### The problem
Output the listing below verbatim, without images.

-- Opening Marker --

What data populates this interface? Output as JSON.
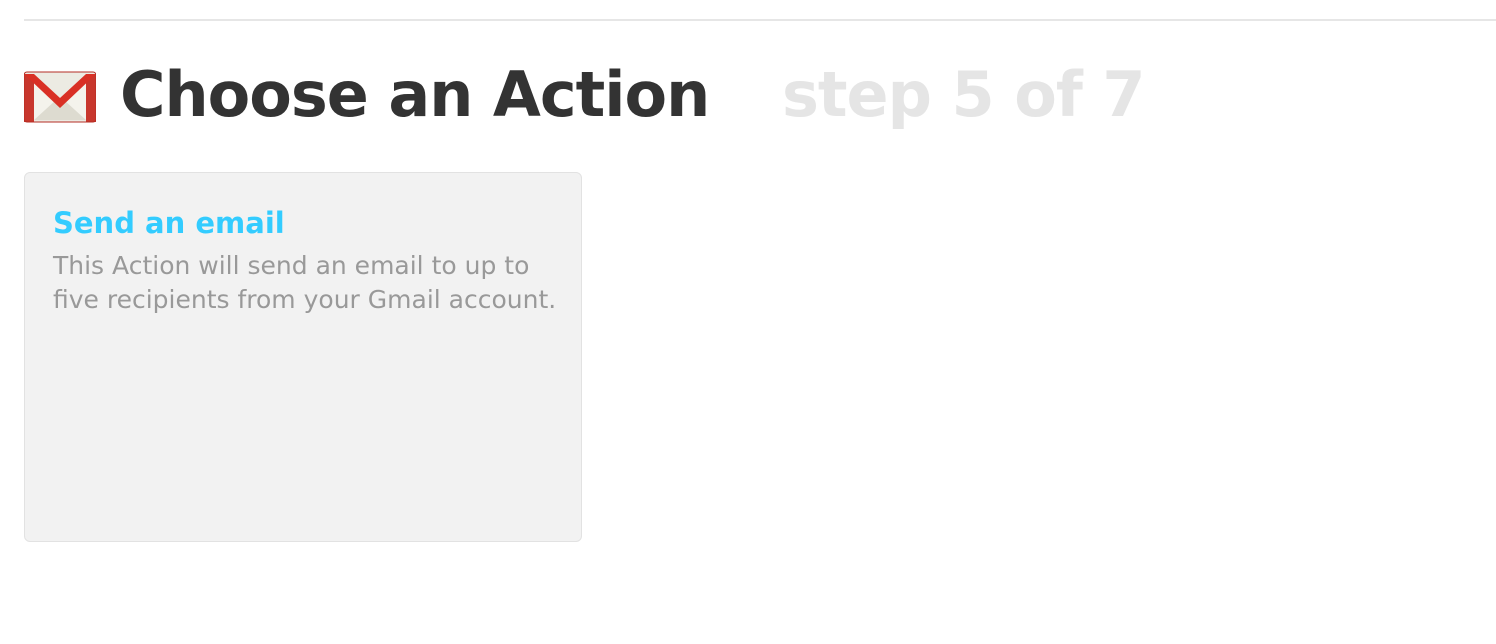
{
  "header": {
    "icon": "gmail-icon",
    "title": "Choose an Action",
    "step": "step 5 of 7"
  },
  "actions": [
    {
      "title": "Send an email",
      "description": "This Action will send an email to up to five recipients from your Gmail account."
    }
  ],
  "colors": {
    "title": "#333333",
    "step": "#e5e5e5",
    "action_title": "#33ccff",
    "action_desc": "#999999",
    "card_bg": "#f2f2f2",
    "gmail_red": "#d93025"
  }
}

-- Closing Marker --

### Written response
What data populates this interface? Output as JSON.
{
  "header": {
    "icon": "gmail-icon",
    "title": "Choose an Action",
    "step": "step 5 of 7"
  },
  "actions": [
    {
      "title": "Send an email",
      "description": "This Action will send an email to up to five recipients from your Gmail account."
    }
  ],
  "colors": {
    "title": "#333333",
    "step": "#e5e5e5",
    "action_title": "#33ccff",
    "action_desc": "#999999",
    "card_bg": "#f2f2f2",
    "gmail_red": "#d93025"
  }
}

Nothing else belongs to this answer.